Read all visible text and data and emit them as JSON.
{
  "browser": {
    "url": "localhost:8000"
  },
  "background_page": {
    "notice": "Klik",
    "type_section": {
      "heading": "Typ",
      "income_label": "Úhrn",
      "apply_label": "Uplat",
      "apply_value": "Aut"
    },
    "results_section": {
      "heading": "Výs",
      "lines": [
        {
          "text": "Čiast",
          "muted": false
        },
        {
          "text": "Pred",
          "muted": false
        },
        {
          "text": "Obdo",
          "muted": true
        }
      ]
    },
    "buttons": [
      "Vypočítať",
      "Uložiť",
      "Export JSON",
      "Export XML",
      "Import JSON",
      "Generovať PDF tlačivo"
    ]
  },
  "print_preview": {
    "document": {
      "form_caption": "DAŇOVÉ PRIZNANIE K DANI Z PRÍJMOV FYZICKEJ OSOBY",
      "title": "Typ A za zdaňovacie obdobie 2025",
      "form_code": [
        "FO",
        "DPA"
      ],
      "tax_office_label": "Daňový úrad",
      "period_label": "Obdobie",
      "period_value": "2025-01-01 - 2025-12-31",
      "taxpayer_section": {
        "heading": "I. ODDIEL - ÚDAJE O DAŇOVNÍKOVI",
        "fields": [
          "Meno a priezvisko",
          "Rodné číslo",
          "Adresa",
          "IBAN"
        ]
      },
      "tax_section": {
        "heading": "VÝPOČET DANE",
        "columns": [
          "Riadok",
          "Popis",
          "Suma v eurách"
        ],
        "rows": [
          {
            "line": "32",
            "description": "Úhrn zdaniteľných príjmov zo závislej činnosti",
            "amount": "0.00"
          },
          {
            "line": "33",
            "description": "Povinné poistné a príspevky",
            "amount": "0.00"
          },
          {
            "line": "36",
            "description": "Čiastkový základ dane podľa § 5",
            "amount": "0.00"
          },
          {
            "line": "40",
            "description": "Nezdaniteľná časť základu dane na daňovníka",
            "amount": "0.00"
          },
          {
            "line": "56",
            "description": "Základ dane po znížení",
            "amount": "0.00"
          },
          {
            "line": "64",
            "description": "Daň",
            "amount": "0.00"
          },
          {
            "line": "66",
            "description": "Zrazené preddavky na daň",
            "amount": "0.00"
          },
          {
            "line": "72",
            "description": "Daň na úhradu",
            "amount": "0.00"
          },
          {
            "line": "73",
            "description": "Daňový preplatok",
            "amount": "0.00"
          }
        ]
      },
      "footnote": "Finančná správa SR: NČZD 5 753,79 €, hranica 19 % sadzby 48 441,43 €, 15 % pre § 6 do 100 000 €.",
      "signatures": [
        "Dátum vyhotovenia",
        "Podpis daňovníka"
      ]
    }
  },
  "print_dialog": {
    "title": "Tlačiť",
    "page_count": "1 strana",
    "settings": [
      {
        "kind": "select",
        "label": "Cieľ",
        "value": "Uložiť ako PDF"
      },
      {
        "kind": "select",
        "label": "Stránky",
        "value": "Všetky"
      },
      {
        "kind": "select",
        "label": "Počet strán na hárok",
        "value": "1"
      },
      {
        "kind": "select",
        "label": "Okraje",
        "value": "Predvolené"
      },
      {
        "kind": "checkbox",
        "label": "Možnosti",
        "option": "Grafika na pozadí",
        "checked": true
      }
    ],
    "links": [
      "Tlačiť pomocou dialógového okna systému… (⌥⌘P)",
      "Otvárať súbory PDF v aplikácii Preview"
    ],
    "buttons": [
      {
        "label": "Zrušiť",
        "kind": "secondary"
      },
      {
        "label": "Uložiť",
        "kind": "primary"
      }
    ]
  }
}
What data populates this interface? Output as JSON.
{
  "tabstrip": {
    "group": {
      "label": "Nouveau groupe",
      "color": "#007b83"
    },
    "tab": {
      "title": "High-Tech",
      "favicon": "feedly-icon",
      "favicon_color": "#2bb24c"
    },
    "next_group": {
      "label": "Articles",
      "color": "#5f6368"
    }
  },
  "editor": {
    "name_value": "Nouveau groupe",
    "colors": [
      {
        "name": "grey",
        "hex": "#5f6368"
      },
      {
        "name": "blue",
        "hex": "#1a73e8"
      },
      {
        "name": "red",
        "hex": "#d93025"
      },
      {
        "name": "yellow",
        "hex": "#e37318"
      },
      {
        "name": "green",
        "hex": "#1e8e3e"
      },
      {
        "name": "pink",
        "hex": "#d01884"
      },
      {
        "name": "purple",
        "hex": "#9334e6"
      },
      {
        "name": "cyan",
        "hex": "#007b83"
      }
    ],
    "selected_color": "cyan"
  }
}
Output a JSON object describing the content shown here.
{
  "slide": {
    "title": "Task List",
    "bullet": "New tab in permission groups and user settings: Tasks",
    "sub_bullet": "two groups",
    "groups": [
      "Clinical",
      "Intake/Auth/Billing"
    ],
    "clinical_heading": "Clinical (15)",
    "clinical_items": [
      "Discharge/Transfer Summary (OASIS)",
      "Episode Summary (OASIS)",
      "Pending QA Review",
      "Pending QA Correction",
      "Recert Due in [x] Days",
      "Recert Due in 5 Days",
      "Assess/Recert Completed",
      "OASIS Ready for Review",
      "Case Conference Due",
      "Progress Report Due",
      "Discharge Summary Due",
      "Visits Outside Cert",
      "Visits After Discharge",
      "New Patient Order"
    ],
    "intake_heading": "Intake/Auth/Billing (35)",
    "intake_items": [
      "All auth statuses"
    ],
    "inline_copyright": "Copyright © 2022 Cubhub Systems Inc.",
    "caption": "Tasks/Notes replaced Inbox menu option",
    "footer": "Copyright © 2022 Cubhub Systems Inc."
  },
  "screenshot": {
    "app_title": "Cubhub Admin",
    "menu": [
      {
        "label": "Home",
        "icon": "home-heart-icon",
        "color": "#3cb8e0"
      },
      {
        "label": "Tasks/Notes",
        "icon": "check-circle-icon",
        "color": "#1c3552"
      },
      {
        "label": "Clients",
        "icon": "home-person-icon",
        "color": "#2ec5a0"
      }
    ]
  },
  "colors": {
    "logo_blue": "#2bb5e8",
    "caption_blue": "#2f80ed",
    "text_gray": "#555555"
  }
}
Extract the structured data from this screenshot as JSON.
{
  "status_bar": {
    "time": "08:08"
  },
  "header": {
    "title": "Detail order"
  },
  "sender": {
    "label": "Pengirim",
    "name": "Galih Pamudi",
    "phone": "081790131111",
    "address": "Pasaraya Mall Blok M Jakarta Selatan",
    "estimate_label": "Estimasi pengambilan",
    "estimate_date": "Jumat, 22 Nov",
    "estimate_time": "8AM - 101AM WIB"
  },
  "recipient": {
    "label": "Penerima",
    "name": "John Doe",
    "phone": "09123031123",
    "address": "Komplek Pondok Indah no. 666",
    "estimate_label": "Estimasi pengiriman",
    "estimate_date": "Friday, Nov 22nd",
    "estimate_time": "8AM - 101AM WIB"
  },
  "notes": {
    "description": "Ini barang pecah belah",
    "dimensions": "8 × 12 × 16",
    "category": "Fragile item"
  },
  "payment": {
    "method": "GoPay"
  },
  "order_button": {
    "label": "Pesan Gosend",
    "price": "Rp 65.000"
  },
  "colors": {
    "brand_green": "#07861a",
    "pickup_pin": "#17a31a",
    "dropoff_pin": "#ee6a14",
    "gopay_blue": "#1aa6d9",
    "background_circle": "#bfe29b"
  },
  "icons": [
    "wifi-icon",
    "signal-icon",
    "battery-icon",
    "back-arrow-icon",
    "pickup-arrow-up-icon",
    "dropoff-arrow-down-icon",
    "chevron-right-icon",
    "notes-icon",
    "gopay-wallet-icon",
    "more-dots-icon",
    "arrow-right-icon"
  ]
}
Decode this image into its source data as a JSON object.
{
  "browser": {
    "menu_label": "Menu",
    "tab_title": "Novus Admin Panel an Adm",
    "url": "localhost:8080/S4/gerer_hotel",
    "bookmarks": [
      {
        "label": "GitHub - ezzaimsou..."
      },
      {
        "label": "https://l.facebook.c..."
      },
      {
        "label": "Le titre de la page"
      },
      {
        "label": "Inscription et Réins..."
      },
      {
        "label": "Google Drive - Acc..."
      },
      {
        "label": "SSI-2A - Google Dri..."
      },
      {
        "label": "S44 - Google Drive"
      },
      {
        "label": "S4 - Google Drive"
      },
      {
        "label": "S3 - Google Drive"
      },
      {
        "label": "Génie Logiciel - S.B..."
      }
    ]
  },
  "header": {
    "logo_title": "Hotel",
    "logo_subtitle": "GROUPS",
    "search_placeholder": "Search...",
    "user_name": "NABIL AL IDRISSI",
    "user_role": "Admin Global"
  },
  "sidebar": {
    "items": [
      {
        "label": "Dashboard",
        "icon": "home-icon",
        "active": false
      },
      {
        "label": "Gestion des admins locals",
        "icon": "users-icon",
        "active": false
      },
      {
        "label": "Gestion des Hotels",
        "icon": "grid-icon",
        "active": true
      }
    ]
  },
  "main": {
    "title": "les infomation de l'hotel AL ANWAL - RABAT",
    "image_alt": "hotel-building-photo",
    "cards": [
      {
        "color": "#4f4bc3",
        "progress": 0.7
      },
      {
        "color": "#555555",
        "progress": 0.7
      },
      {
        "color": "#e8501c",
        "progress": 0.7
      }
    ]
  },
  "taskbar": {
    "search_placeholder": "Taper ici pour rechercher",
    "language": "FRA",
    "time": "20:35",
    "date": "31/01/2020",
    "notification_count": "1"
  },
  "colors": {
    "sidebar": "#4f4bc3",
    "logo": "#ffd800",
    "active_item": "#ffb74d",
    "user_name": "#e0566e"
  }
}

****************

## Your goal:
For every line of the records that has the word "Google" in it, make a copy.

## Output below:
        "label": "Google Drive - Acc..."
        "label": "SSI-2A - Google Dri..."
        "label": "S44 - Google Drive"
        "label": "S4 - Google Drive"
        "label": "S3 - Google Drive"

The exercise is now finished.